This painting shows nearly the same view as Looking up the Yosemite Valley, although El Capitan and Cathedral Rocks appear somewhat closer. Bierstadt also shows a broader expanse of the Merced River and mist at the base of Bridalveil Fall. The depths of the valley are less hazy, so it is easier to make out Sentinel Rock and beyond it the tip of Half Dome and Clouds Rest. Details are sharper and the artist has varied the shapes of rocks and trees. The landscape is animated only by the three deer in the foreground, evoking the valley in its primitive state.
Yosemite Valley demonstrates the approach to landscape Bierstadt developed while in Germany. It is a compromise between the objectivity of Realism and the idealism of more traditional landscapes.

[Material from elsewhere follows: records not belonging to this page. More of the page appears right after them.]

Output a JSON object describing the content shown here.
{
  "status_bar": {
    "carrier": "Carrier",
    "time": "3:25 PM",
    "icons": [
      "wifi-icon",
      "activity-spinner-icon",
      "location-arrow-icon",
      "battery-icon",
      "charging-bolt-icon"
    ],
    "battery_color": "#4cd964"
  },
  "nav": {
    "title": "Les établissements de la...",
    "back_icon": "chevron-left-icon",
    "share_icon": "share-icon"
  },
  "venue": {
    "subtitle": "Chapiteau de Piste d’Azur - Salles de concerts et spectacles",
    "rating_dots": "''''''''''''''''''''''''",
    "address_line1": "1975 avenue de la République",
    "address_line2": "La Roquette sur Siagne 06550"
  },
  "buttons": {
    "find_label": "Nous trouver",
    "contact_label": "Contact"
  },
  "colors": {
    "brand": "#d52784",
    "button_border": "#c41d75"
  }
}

He began by making on-site sketches in pencil and oil, collecting examples of wildlife and Indian artifacts, and taking photographs. He used these documents for reference in the studio, where he created compositions calculated to give unity and emotional impact. This combination of documentation and studio planning is not unique to Bierstadt, who would have been aware of contemporary German and American landscape painters who worked the same way.

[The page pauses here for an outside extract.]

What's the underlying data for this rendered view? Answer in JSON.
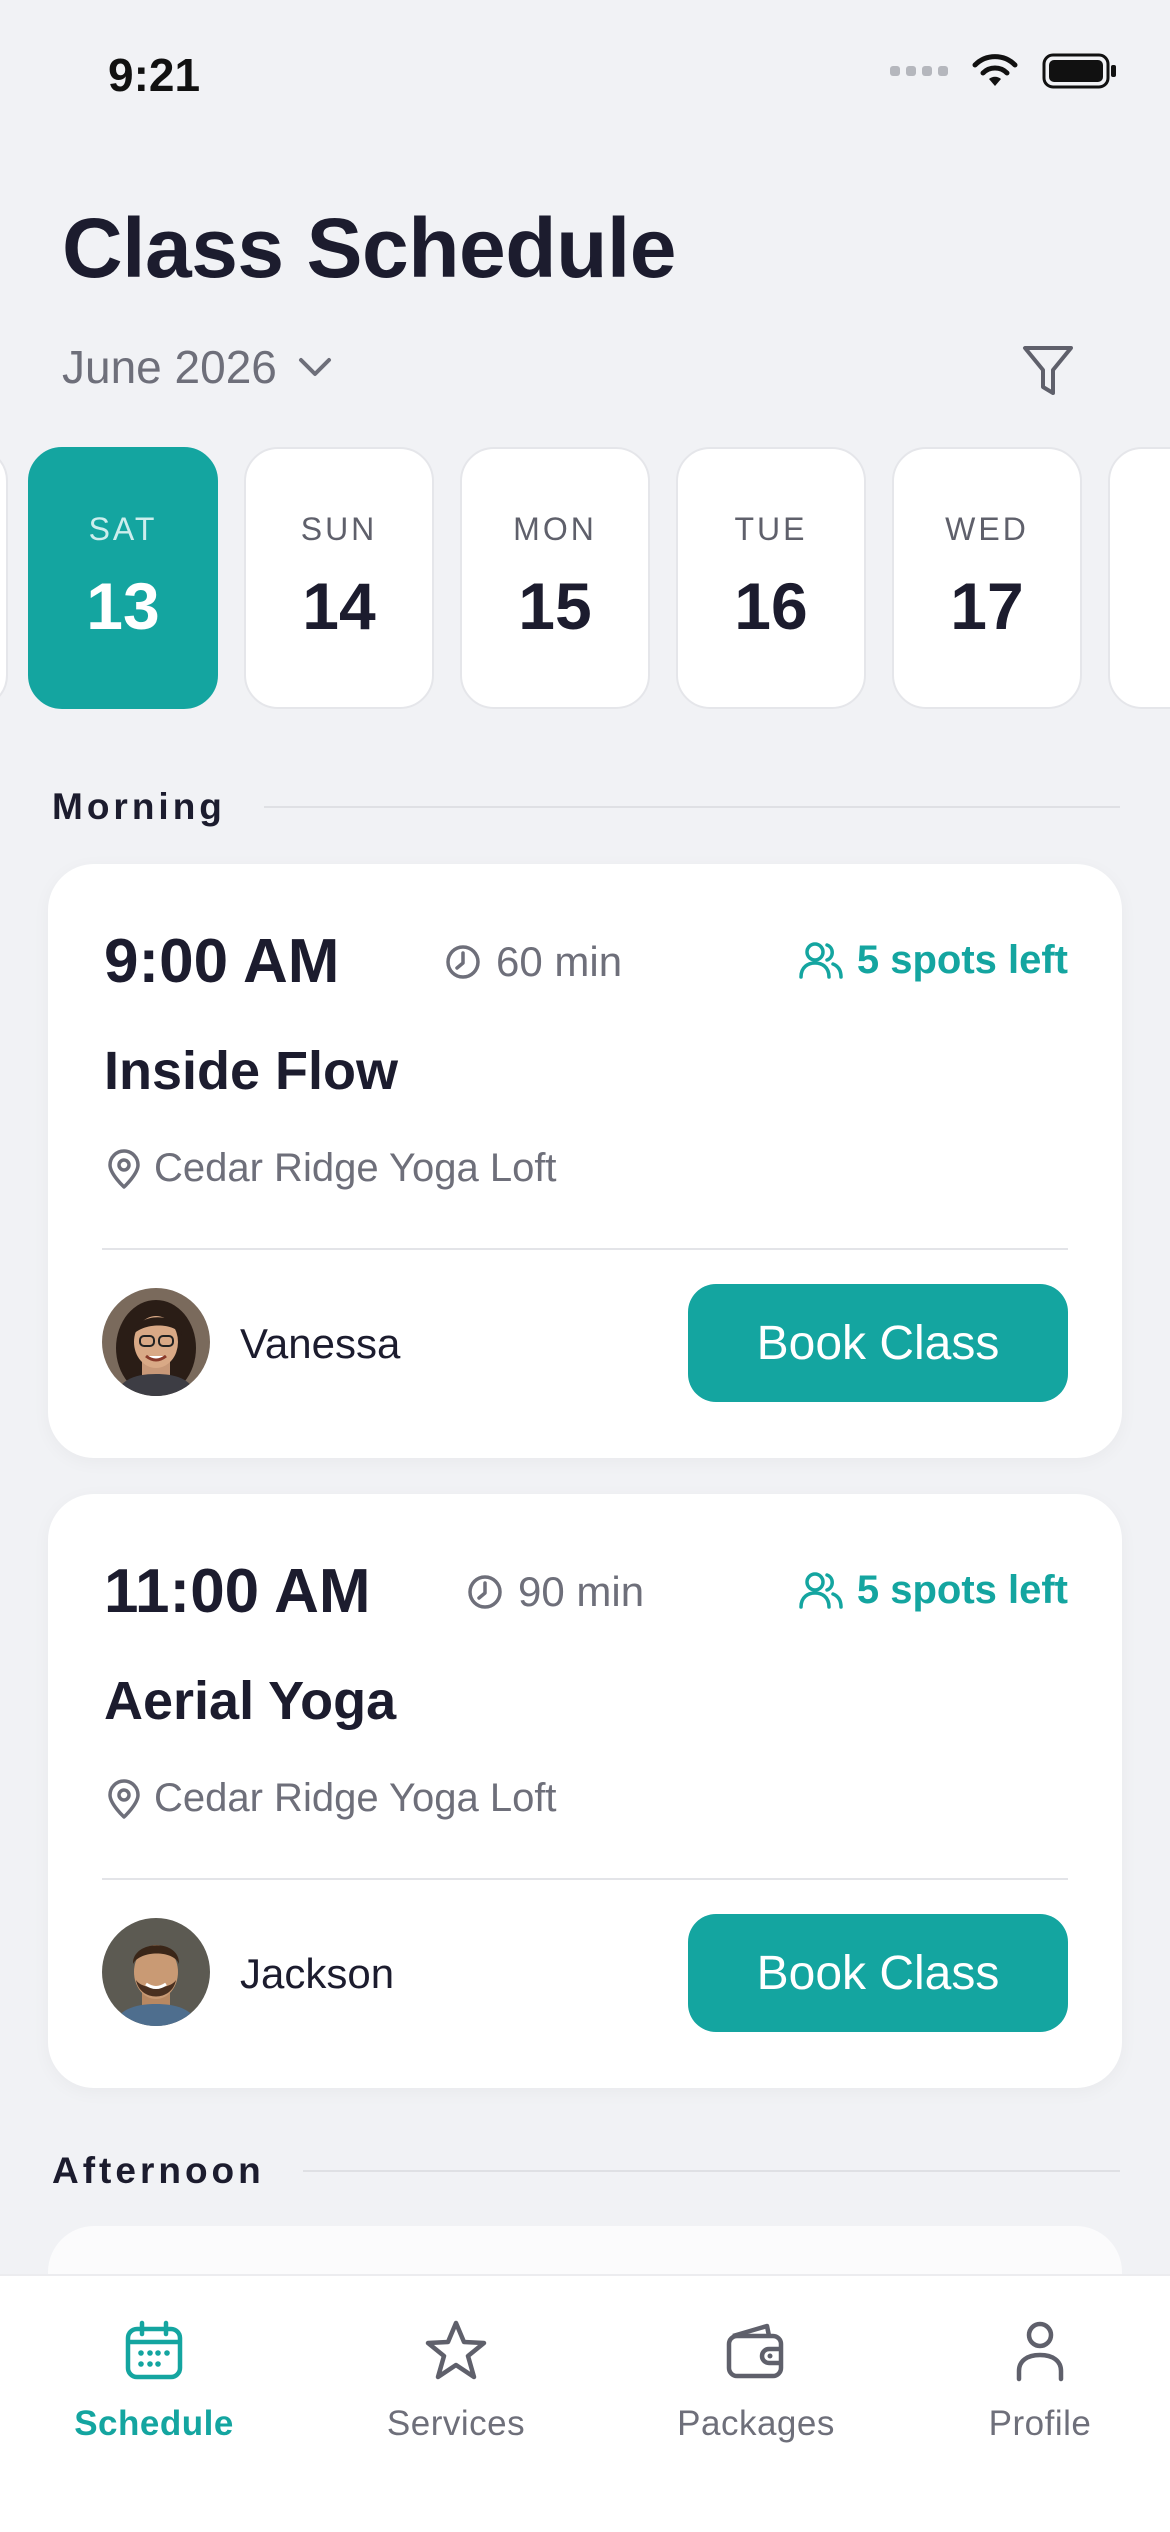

In Yosemite Valley, the general topography is correct, but secondary motifs, like dead stumps in the river and the trees along its banks, are positioned to draw the eye back to the granite landmarks and to contrast with the light mistiness beyond. Such sudden light effects have emotional value, here suggesting the valley as a dreamy apparition, and are quite different from the more gradual lighting preferred by most Hudson River School artists. The juxtaposition of more thickly painted, richly nuanced foregrounds in the Dutch manner with luminous distances reminiscent of Claude Lorrain or Turner (1775-1851) is a convincing method of increasing the illusion of depth; the technique was common in nineteenth-century German painting and found as well in certain works by Bierstadt’s Dusseldorf companions of the 1850s, Gifford, Whittredge, and William Stanley Haseltine (1835-1900).